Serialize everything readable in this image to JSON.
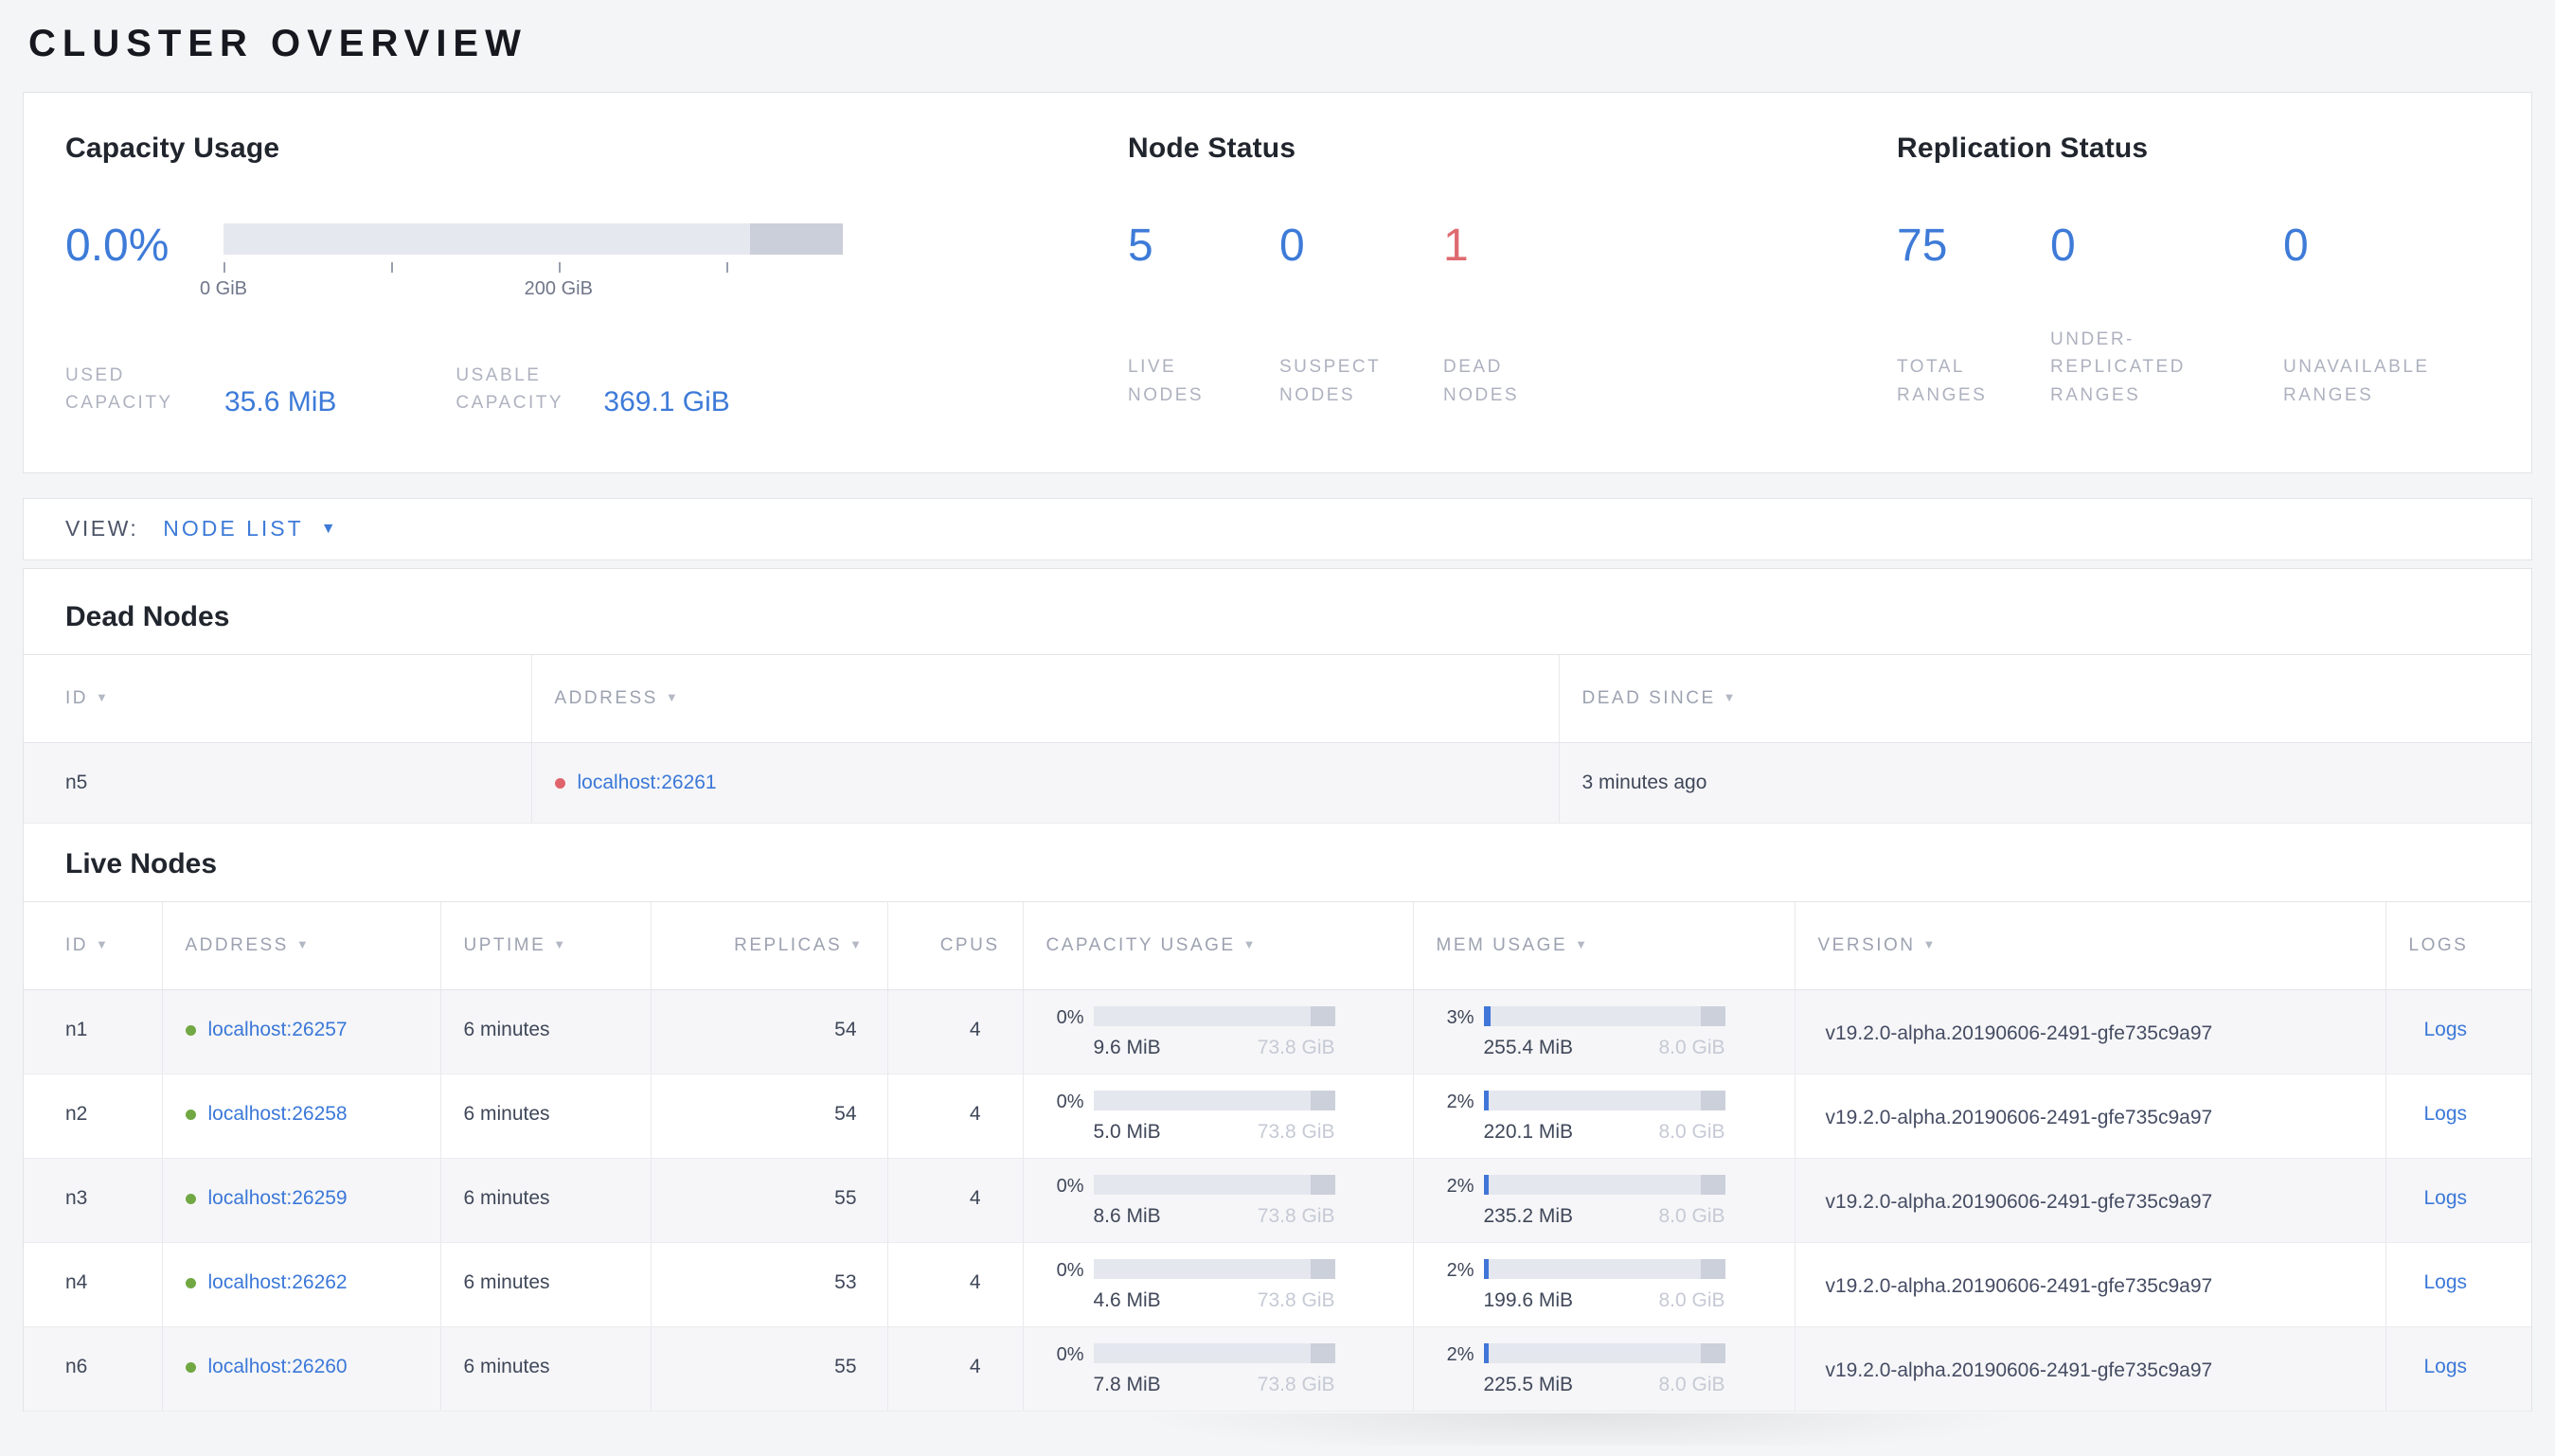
{
  "page": {
    "title": "CLUSTER OVERVIEW"
  },
  "icons": {
    "sort_arrow": "▼",
    "caret_down": "▼"
  },
  "colors": {
    "accent_blue": "#3e7bd8",
    "danger_red": "#de6b71",
    "live_green": "#71a843"
  },
  "summary": {
    "capacity": {
      "title": "Capacity Usage",
      "percent": "0.0%",
      "bar": {
        "dark_segment_start_pct": 85,
        "dark_segment_width_pct": 15
      },
      "ticks": [
        {
          "pos_pct": 0,
          "label": "0 GiB"
        },
        {
          "pos_pct": 27.1,
          "label": ""
        },
        {
          "pos_pct": 54.1,
          "label": "200 GiB"
        },
        {
          "pos_pct": 81.2,
          "label": ""
        }
      ],
      "used_label": "USED\nCAPACITY",
      "used_value": "35.6 MiB",
      "usable_label": "USABLE\nCAPACITY",
      "usable_value": "369.1 GiB"
    },
    "node_status": {
      "title": "Node Status",
      "metrics": [
        {
          "value": "5",
          "label": "LIVE\nNODES"
        },
        {
          "value": "0",
          "label": "SUSPECT\nNODES"
        },
        {
          "value": "1",
          "label": "DEAD\nNODES"
        }
      ]
    },
    "replication": {
      "title": "Replication Status",
      "metrics": [
        {
          "value": "75",
          "label": "TOTAL\nRANGES"
        },
        {
          "value": "0",
          "label": "UNDER-\nREPLICATED\nRANGES"
        },
        {
          "value": "0",
          "label": "UNAVAILABLE\nRANGES"
        }
      ]
    }
  },
  "view_bar": {
    "label": "VIEW:",
    "selected": "NODE LIST"
  },
  "dead_nodes": {
    "heading": "Dead Nodes",
    "columns": {
      "id": "ID",
      "address": "ADDRESS",
      "dead_since": "DEAD SINCE"
    },
    "rows": [
      {
        "id": "n5",
        "address": "localhost:26261",
        "dead_since": "3 minutes ago"
      }
    ]
  },
  "live_nodes": {
    "heading": "Live Nodes",
    "columns": {
      "id": "ID",
      "address": "ADDRESS",
      "uptime": "UPTIME",
      "replicas": "REPLICAS",
      "cpus": "CPUS",
      "capacity": "CAPACITY USAGE",
      "mem": "MEM USAGE",
      "version": "VERSION",
      "logs": "LOGS"
    },
    "rows": [
      {
        "id": "n1",
        "address": "localhost:26257",
        "uptime": "6 minutes",
        "replicas": "54",
        "cpus": "4",
        "capacity": {
          "pct_label": "0%",
          "fill_pct": 0,
          "used": "9.6 MiB",
          "total": "73.8 GiB"
        },
        "mem": {
          "pct_label": "3%",
          "fill_pct": 3,
          "used": "255.4 MiB",
          "total": "8.0 GiB"
        },
        "version": "v19.2.0-alpha.20190606-2491-gfe735c9a97",
        "logs_label": "Logs"
      },
      {
        "id": "n2",
        "address": "localhost:26258",
        "uptime": "6 minutes",
        "replicas": "54",
        "cpus": "4",
        "capacity": {
          "pct_label": "0%",
          "fill_pct": 0,
          "used": "5.0 MiB",
          "total": "73.8 GiB"
        },
        "mem": {
          "pct_label": "2%",
          "fill_pct": 2,
          "used": "220.1 MiB",
          "total": "8.0 GiB"
        },
        "version": "v19.2.0-alpha.20190606-2491-gfe735c9a97",
        "logs_label": "Logs"
      },
      {
        "id": "n3",
        "address": "localhost:26259",
        "uptime": "6 minutes",
        "replicas": "55",
        "cpus": "4",
        "capacity": {
          "pct_label": "0%",
          "fill_pct": 0,
          "used": "8.6 MiB",
          "total": "73.8 GiB"
        },
        "mem": {
          "pct_label": "2%",
          "fill_pct": 2,
          "used": "235.2 MiB",
          "total": "8.0 GiB"
        },
        "version": "v19.2.0-alpha.20190606-2491-gfe735c9a97",
        "logs_label": "Logs"
      },
      {
        "id": "n4",
        "address": "localhost:26262",
        "uptime": "6 minutes",
        "replicas": "53",
        "cpus": "4",
        "capacity": {
          "pct_label": "0%",
          "fill_pct": 0,
          "used": "4.6 MiB",
          "total": "73.8 GiB"
        },
        "mem": {
          "pct_label": "2%",
          "fill_pct": 2,
          "used": "199.6 MiB",
          "total": "8.0 GiB"
        },
        "version": "v19.2.0-alpha.20190606-2491-gfe735c9a97",
        "logs_label": "Logs"
      },
      {
        "id": "n6",
        "address": "localhost:26260",
        "uptime": "6 minutes",
        "replicas": "55",
        "cpus": "4",
        "capacity": {
          "pct_label": "0%",
          "fill_pct": 0,
          "used": "7.8 MiB",
          "total": "73.8 GiB"
        },
        "mem": {
          "pct_label": "2%",
          "fill_pct": 2,
          "used": "225.5 MiB",
          "total": "8.0 GiB"
        },
        "version": "v19.2.0-alpha.20190606-2491-gfe735c9a97",
        "logs_label": "Logs"
      }
    ]
  }
}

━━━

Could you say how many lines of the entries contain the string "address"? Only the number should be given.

8